In terms of economic impact, most experts believe that the debt ceiling negotiations are far more important than the current spat. Russ Koesterich, chief investment strategist for BlackRock, says that: “Ultimately, we believe Congress and the President will be able to come to an agreement to raise the debt ceiling, but if they fail to do so, it would have dire economic and financial market consequences. Investors should expect more volatility in the near term.”
And what if they can’t agree? Like Koesterich, Oladimeji says political miscalculation here could have ‘severe consequences’ for both the US economy and global financial markets. This article in Wall Street Journal highlights research by Scott Baker, Nicholas Bloom and Steven Davis, which found an increase in US policy uncertainty similar to the rise that occurred between 2006 and 2011 would reduce U.S. output by up to 2.3% over a year, cut private investment by 14% after three quarters and axe 1.5 million to 3 million jobs. With the Chinese economy not yet firing, this risks plunging the global economy back downwards.
This would not necessarily be bad for financial markets were US valuations not at already elevated levels, but Jason Hollands, managing director – business development and communications at Bestinvest says that corporate fundamentals do not necessarily favour US markets either: “US stocks simply look pricey, with earnings having arguably peaked. We are therefore in a period where US stocks are vulnerable to a correction.” Hollands adds that on the resolution of previous US government shutdowns markets have accelerated with the S&P 500 Index rising 11% on average in the 12-months following the 12 instances of government shutdowns since 1976, but this was at times when markets weren’t as highly valued.
To put this in context, the S&P 500 is currently trading on a p/e of 17.3x, and the US market as a whole at 18.7x. This is significantly higher than most other developed market – the UK is on 14.4x and Germany on 13.8x, for example. It is glaringly higher than any developing market – China is on 7.1x, the Hang Seng (which includes Chinese stocks) is on 10.6x, the Russia market is on 5.9x. This gives the US markets relatively little margin for error if corporate earnings growth does not go as planned or the debt ceiling negotiations go badly.

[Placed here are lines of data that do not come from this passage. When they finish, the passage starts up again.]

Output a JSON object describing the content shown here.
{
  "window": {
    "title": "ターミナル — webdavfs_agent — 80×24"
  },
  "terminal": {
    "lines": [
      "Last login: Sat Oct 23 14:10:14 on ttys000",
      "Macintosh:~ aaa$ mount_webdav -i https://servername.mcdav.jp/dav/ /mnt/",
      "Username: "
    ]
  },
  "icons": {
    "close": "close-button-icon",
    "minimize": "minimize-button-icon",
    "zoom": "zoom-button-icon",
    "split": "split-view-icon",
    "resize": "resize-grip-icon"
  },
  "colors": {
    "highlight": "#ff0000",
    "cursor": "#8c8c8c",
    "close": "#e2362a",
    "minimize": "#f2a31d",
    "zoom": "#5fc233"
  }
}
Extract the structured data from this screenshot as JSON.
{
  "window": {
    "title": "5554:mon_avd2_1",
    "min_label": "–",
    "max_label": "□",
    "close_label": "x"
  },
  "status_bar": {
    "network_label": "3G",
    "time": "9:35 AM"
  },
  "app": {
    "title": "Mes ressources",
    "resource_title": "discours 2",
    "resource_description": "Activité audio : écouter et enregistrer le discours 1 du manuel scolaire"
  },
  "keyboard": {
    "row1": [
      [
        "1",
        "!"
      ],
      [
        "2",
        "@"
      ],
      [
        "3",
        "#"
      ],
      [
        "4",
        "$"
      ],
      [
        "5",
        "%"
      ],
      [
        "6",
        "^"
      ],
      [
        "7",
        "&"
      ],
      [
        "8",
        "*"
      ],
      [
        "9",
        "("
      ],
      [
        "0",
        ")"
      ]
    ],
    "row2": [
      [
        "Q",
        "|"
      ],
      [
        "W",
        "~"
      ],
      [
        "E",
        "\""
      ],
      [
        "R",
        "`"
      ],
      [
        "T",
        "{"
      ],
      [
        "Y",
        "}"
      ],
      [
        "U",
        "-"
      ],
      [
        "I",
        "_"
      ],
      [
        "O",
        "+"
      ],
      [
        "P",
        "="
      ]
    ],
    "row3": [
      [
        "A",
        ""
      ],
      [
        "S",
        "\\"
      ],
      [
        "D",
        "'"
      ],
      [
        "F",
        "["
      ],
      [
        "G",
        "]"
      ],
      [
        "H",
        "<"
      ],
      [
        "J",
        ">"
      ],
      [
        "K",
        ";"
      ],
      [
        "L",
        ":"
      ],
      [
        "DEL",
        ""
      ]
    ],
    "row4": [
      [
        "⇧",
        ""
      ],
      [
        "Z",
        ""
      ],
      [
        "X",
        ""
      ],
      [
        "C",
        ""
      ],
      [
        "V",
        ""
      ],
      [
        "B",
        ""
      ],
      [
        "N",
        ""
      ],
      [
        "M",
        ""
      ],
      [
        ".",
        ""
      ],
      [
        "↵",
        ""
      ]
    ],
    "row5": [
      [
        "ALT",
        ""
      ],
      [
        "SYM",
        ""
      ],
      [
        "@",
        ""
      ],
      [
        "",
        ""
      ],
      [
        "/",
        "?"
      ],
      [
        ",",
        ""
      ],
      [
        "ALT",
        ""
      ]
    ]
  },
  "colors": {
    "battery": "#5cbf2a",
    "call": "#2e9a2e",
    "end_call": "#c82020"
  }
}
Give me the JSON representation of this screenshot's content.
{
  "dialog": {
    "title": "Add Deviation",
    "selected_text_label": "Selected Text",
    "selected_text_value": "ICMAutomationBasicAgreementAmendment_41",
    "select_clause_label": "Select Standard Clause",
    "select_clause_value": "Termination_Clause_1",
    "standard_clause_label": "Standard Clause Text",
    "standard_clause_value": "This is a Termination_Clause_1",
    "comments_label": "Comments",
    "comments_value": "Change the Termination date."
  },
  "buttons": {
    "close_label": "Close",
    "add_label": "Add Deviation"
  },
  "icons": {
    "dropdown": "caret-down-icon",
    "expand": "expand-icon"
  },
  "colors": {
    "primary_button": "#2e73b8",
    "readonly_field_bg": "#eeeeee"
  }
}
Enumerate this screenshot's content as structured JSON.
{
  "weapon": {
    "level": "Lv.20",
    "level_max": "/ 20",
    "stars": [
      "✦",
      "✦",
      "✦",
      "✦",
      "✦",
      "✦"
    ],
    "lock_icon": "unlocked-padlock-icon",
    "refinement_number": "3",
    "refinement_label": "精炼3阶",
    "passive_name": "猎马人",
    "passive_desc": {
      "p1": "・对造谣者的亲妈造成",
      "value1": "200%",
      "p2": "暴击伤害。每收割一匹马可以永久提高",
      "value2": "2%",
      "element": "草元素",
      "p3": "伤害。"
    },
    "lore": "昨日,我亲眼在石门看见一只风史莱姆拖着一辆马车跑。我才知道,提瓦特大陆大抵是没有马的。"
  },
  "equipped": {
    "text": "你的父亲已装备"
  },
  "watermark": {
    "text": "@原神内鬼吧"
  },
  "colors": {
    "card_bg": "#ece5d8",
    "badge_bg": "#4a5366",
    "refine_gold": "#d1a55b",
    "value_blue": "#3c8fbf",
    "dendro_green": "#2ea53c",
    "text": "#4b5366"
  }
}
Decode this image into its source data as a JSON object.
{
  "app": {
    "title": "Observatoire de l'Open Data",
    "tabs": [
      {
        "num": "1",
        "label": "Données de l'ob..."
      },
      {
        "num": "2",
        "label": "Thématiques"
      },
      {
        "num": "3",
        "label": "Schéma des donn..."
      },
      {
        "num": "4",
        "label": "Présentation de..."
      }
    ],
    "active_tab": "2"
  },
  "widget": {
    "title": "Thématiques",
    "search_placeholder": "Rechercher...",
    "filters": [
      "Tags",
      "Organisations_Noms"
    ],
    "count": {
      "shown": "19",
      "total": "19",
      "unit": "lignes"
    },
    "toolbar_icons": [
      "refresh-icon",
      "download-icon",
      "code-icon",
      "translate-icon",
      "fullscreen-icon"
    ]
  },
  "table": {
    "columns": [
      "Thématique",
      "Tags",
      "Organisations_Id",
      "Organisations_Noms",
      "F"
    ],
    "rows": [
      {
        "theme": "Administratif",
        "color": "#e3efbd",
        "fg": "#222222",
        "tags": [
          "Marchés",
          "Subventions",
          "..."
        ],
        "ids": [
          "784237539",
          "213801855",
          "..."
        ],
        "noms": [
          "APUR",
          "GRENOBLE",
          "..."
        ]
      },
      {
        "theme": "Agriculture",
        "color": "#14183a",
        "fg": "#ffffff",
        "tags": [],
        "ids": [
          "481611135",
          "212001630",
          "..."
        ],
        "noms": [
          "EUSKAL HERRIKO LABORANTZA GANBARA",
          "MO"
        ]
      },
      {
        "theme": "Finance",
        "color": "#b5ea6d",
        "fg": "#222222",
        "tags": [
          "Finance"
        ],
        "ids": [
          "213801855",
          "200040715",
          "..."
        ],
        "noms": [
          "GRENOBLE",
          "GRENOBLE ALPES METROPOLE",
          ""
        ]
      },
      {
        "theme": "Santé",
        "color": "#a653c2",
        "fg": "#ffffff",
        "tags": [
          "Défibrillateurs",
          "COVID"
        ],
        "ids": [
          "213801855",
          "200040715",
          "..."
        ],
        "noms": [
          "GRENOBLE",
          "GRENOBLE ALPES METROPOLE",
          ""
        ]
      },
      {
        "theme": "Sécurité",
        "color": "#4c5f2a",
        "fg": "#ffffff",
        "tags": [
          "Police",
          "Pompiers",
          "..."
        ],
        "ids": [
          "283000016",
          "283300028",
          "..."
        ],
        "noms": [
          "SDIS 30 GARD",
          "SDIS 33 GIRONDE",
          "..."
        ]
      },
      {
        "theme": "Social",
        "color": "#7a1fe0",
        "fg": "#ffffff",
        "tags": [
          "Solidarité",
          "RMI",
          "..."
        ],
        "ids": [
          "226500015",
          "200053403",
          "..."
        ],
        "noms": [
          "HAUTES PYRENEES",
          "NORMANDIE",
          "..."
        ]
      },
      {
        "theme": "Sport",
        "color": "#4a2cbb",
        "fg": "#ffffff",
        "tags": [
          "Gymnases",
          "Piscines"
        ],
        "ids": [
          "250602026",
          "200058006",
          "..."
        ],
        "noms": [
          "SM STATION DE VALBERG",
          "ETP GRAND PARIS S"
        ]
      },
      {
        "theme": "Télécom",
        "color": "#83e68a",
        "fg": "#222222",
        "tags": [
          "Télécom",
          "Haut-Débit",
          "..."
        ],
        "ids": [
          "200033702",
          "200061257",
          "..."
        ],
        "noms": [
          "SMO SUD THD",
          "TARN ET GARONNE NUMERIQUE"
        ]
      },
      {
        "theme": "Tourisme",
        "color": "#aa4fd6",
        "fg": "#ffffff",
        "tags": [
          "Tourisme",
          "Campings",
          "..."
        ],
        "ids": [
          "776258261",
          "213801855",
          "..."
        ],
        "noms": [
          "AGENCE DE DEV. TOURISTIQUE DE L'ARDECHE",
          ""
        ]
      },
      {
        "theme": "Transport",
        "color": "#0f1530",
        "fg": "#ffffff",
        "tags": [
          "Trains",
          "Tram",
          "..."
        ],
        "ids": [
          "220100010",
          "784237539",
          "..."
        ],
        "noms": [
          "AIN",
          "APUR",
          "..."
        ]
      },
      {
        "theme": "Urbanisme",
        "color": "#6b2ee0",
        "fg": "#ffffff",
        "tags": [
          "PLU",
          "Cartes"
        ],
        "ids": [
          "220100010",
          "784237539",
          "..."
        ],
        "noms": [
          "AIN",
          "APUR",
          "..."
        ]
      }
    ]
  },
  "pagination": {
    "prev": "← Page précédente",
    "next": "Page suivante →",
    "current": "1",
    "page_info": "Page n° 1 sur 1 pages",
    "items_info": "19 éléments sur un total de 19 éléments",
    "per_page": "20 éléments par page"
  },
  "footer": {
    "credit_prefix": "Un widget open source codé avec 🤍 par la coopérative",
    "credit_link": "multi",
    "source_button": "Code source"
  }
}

Many investors have already reached the conclusion that US equities are a weak spot. In the latest Morningstar fund flows report, US large cap growth equity was the least popular developed market equity asset class with outflows of €680m. At the very least, it argues for selectivity. Some areas have extremely high valuations, while others provide more room for manoeuvre. The political turmoil will probably be resolved, but investors cannot afford to ignore the possibility that it won’t.
- If UK house prices are peaking then what happens next?
- UK monetary policy is expansionary for banks and housing but what about exporters?
- Eurozone money numbers better, early QE unlikely
- Possible flight disruption from Icelandic eruption - travellers warned to check their insurance policies for exclusions
- Savers put record amount in stocks and shares ISAs
- Tesco in trouble after profit warning and divi cut but analysts hold on
- Open, not shut, case - Extra information can be a bad thing if you do not keep an open mind
- 2.5m PPI cases to be reviewed over unfair rejections and pitiful payouts
- Adviser banned after investors lose £30m in unregulated property funds
- TSB offers borrowers council tax cashback but how do its mortgage rates stack up?